(Stored data entries)
------------------------------------

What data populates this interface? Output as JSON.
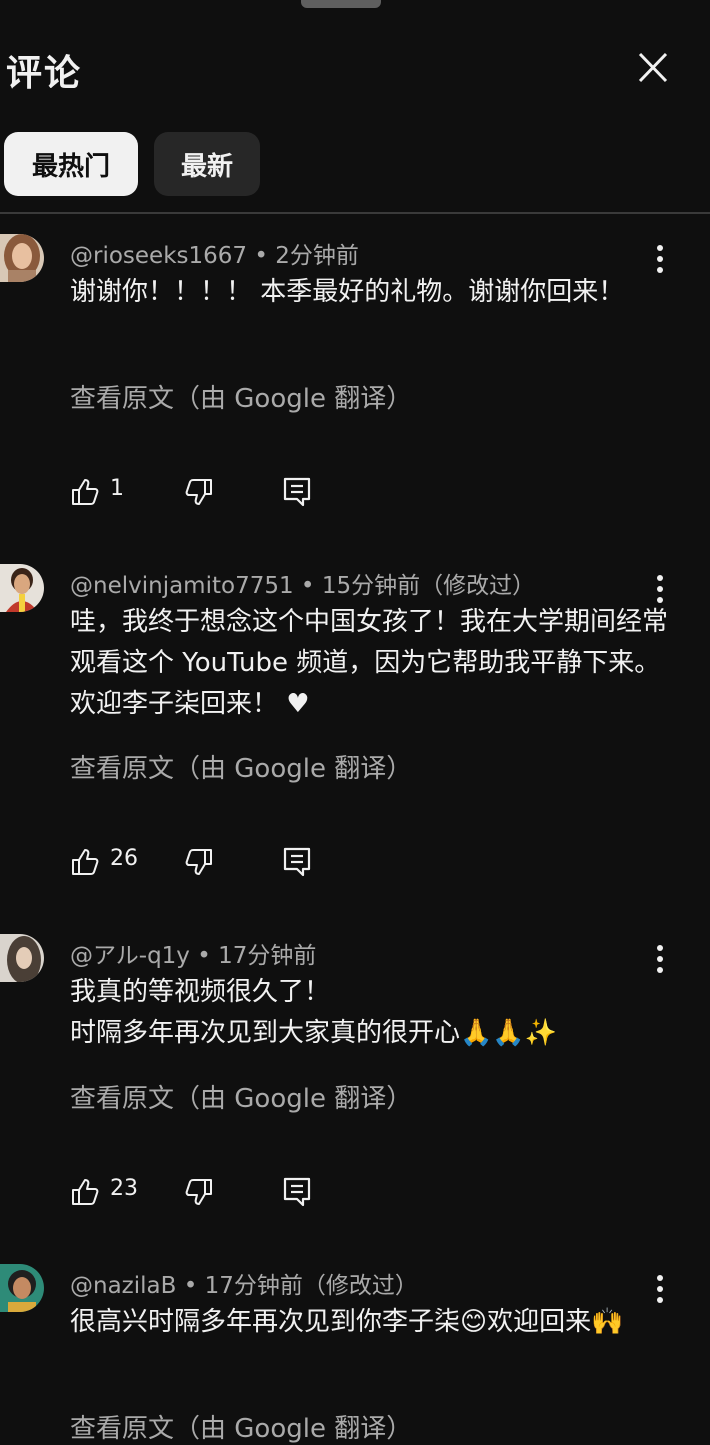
{
  "header": {
    "title": "评论"
  },
  "tabs": [
    {
      "label": "最热门",
      "selected": true
    },
    {
      "label": "最新",
      "selected": false
    }
  ],
  "comments": [
    {
      "author": "@rioseeks1667",
      "meta": "2分钟前",
      "text": "谢谢你！！！！ 本季最好的礼物。谢谢你回来！",
      "translate": "查看原文（由 Google 翻译）",
      "likes": "1",
      "avatar_color": "#a98266"
    },
    {
      "author": "@nelvinjamito7751",
      "meta": "15分钟前（修改过）",
      "text": "哇，我终于想念这个中国女孩了！我在大学期间经常观看这个 YouTube 频道，因为它帮助我平静下来。欢迎李子柒回来！ ♥",
      "translate": "查看原文（由 Google 翻译）",
      "likes": "26",
      "avatar_color": "#c0392b"
    },
    {
      "author": "@アル-q1y",
      "meta": "17分钟前",
      "text_lines": [
        "我真的等视频很久了！",
        "时隔多年再次见到大家真的很开心🙏🙏✨"
      ],
      "translate": "查看原文（由 Google 翻译）",
      "likes": "23",
      "avatar_color": "#6b6157"
    },
    {
      "author": "@nazilaB",
      "meta": "17分钟前（修改过）",
      "text": "很高兴时隔多年再次见到你李子柒😊欢迎回来🙌",
      "translate": "查看原文（由 Google 翻译）",
      "avatar_color": "#2e8b78"
    }
  ]
}
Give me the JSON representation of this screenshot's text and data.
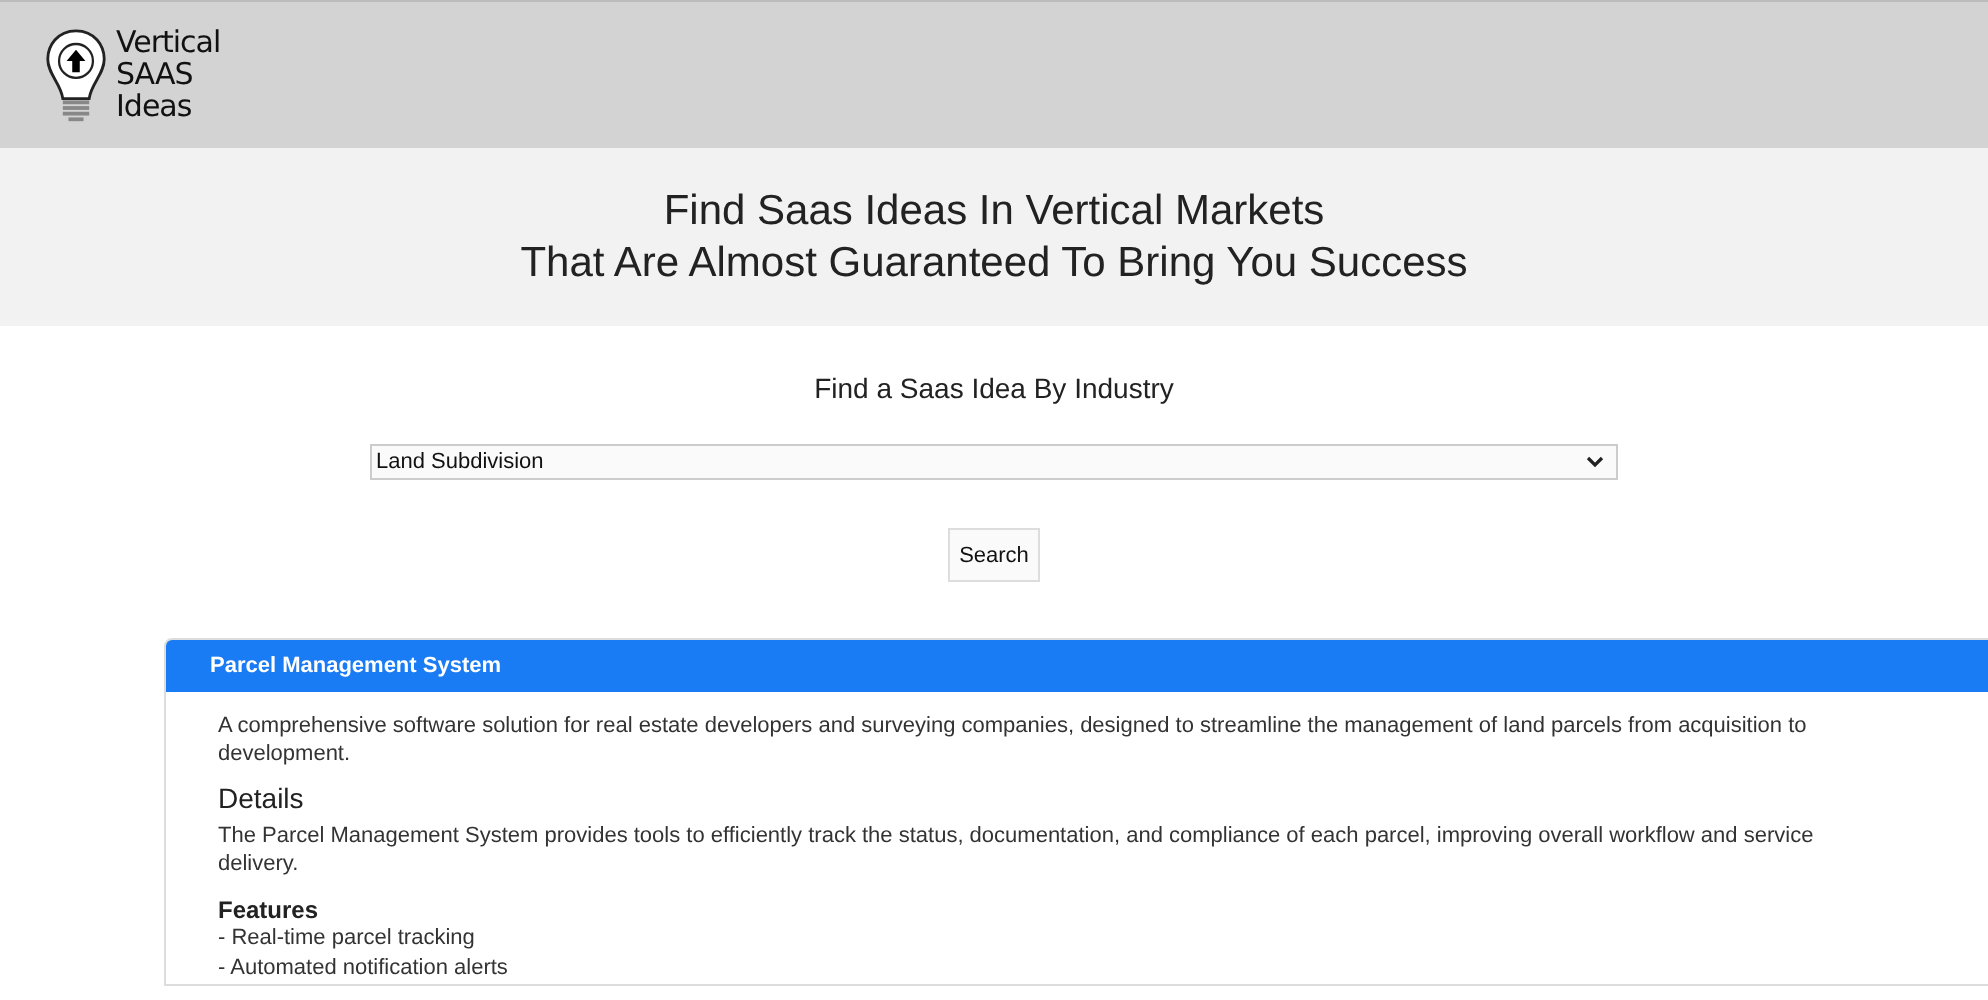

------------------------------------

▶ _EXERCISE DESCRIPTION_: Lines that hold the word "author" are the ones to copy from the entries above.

▶ _YOUR SOLUTION_:
      "author": "@rioseeks1667",
      "author": "@nelvinjamito7751",
      "author": "@アル-q1y",
      "author": "@nazilaB",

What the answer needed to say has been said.